A new study sponsored by the Keck Institute for Space Studies (KISS) has concluded that it would be possible to return an asteroid weighing approximately 500 metric tons to high lunar orbit where it would be mined for resources by 2025.
The Asteroid Retrieval Feasibility Study, published on April 2, was prepared for KISS, NASA Jet Propulsion Laboratory, and the California Institute of Technology (Caltech). Co-leaders of the study included John Brophy of NASA JPL/Caltech, Fred Culick of Caltech, and Louis Friedman of The Planetary Society and participants included representatives of other NASA centers, various universities, institutes and private companies.

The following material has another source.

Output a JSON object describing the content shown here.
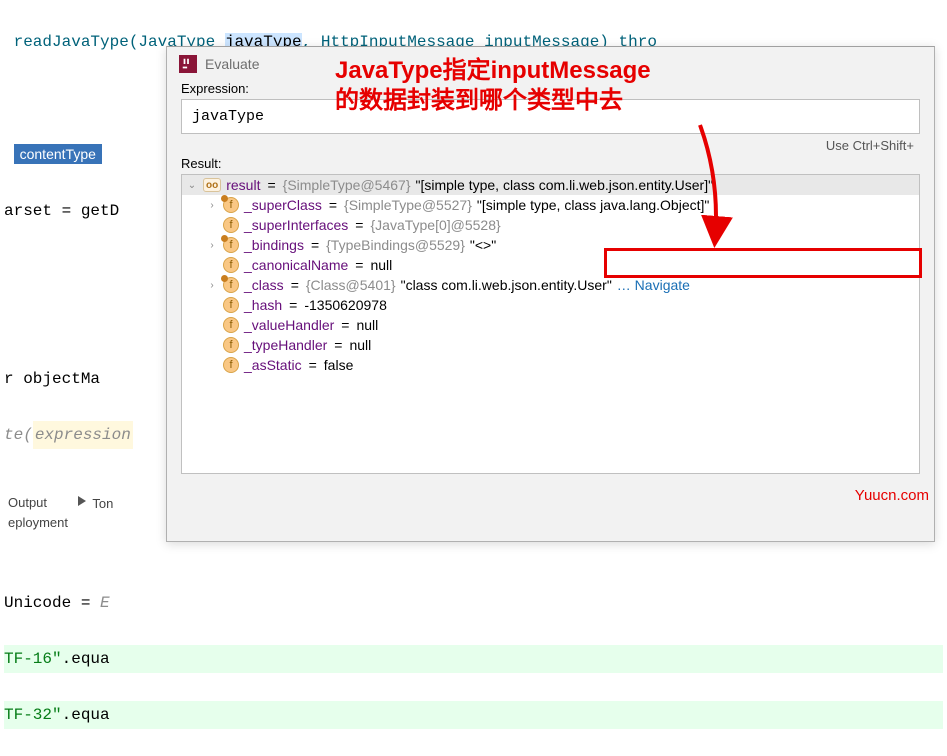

The report may provide a preview of what a new company named Planetary Resources spearheaded by the X PRIZE Foundation’s Peter Diamandis will unveil during a press conference in Seattle next Tuesday. Two of the 34 study participants were Planetary Resources President and Chief Engineer Chris Lewicki and former astronaut Tom Jones, who is an adviser to the company. The start-up – which is backed by Google billionaires Larry Page and Eric Schmidt, Microsoft mogul Charles Simonyi, filmmaker James Cameron, and Ross Perot, Jr. – says it will “overlay two critical sectors – space exploration and natural resources – to add trillions of dollars to the global GDP. This innovative start-up will create a new industry and a new definition of ‘natural resources’.”